While I waited in line at the checkout I picked up a magazine as an impulse buy, a middle of the road ladies’ glossy mag, leisure reading of a journalistic standing halfway between say Vogue and The Weekly World News, The World’s Only Reliable Newspaper. The later headlines “Countdown to Apocalypse! The Anti-Christ is Already Living Among Us” or “Your Doctor Could be an Alien” or “Super Depression Coming – Millions will Starve as Economy Collapses” or my favorite headline “Aliens Mutated my Tofu”.

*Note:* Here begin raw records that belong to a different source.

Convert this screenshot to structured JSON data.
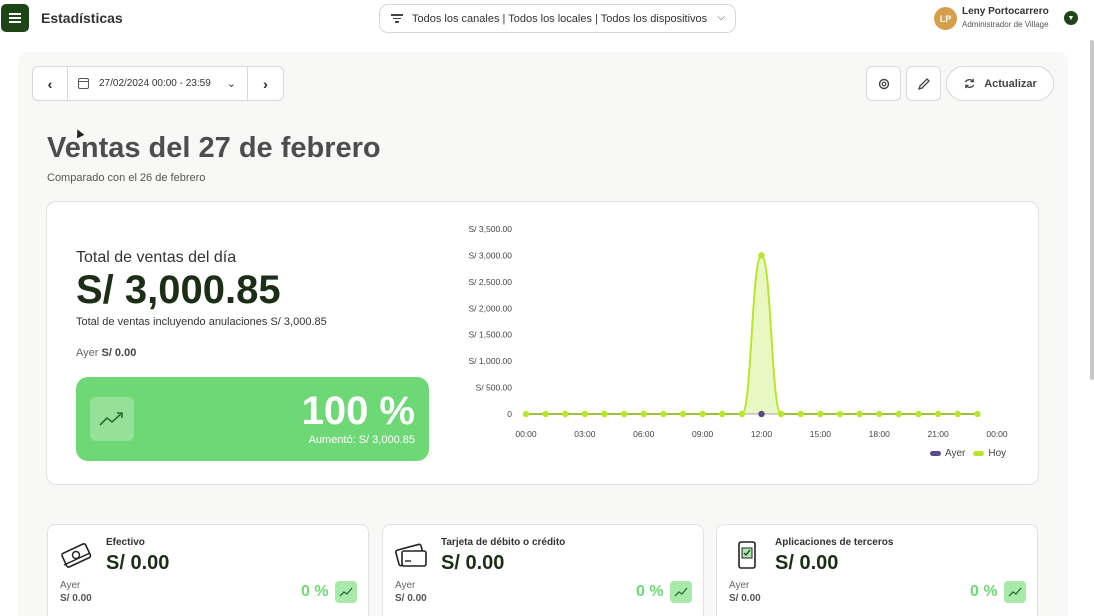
{
  "header": {
    "title": "Estadísticas",
    "filter_label": "Todos los canales | Todos los locales | Todos los dispositivos",
    "user": {
      "initials": "LP",
      "name": "Leny Portocarrero",
      "role": "Administrador de Village"
    }
  },
  "toolbar": {
    "date_range": "27/02/2024 00:00 - 23:59",
    "refresh_label": "Actualizar"
  },
  "page": {
    "title": "Ventas del 27 de febrero",
    "subtitle": "Comparado con el 26 de febrero"
  },
  "summary": {
    "label": "Total de ventas del día",
    "value": "S/ 3,000.85",
    "note": "Total de ventas incluyendo anulaciones S/ 3,000.85",
    "yesterday_label": "Ayer",
    "yesterday_value": "S/ 0.00",
    "growth_pct": "100 %",
    "growth_note": "Aumentó: S/ 3,000.85"
  },
  "colors": {
    "accent_dark": "#1e4516",
    "growth_green": "#6fd876",
    "today_series": "#b8e62a",
    "yesterday_series": "#5b4a8a"
  },
  "chart_data": {
    "type": "area",
    "x_ticks": [
      "00:00",
      "03:00",
      "06:00",
      "09:00",
      "12:00",
      "15:00",
      "18:00",
      "21:00",
      "00:00"
    ],
    "y_ticks": [
      "0",
      "S/ 500.00",
      "S/ 1,000.00",
      "S/ 1,500.00",
      "S/ 2,000.00",
      "S/ 2,500.00",
      "S/ 3,000.00",
      "S/ 3,500.00"
    ],
    "ylim": [
      0,
      3500
    ],
    "xlim": [
      0,
      24
    ],
    "hours": [
      0,
      1,
      2,
      3,
      4,
      5,
      6,
      7,
      8,
      9,
      10,
      11,
      12,
      13,
      14,
      15,
      16,
      17,
      18,
      19,
      20,
      21,
      22,
      23
    ],
    "series": [
      {
        "name": "Ayer",
        "values": [
          0,
          0,
          0,
          0,
          0,
          0,
          0,
          0,
          0,
          0,
          0,
          0,
          0,
          0,
          0,
          0,
          0,
          0,
          0,
          0,
          0,
          0,
          0,
          0
        ]
      },
      {
        "name": "Hoy",
        "values": [
          0,
          0,
          0,
          0,
          0,
          0,
          0,
          0,
          0,
          0,
          0,
          0,
          3000.85,
          0,
          0,
          0,
          0,
          0,
          0,
          0,
          0,
          0,
          0,
          0
        ]
      }
    ],
    "legend": "bottom-right"
  },
  "payment_methods": [
    {
      "name": "Efectivo",
      "value": "S/ 0.00",
      "yesterday_label": "Ayer",
      "yesterday_value": "S/ 0.00",
      "pct": "0 %",
      "icon": "cash-icon"
    },
    {
      "name": "Tarjeta de débito o crédito",
      "value": "S/ 0.00",
      "yesterday_label": "Ayer",
      "yesterday_value": "S/ 0.00",
      "pct": "0 %",
      "icon": "card-icon"
    },
    {
      "name": "Aplicaciones de terceros",
      "value": "S/ 0.00",
      "yesterday_label": "Ayer",
      "yesterday_value": "S/ 0.00",
      "pct": "0 %",
      "icon": "phone-app-icon"
    }
  ]
}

Back at home with my magazine after reading the first few pages I began to notice a trend. Counting up through the first 30 pages, there were 13 advertisements for drugs or medical interventions. There were cures for everything from asthma to bipolar disorder to epilepsy, but most commonly the drugs were to suppress the symptoms of excess. C’mon guys, don’t you think that if you didn’t have that fourth helping of pie you wouldn’t need to be taking medication for acid reflux? Come away from that buffet and you won’t need those fat burning capsules. A little moderation is called for and pushing your cart round the grocery store and loading your bags into the car does not count as exercise.


The American dependence on drugs was shocking. In a study in 2007 (when I was still feeling shocked about it) over 50% of Americans, adults and children, were on prescription drugs for chronic conditions which for many could be controlled by lifestyle changes.

But worst of all, I read every advert, put several life changing drugs on my shopping list and made a note of the 1-800 number for my free 30-day supply of the non-inject topical alternative to Botox for deep wrinkle relaxing.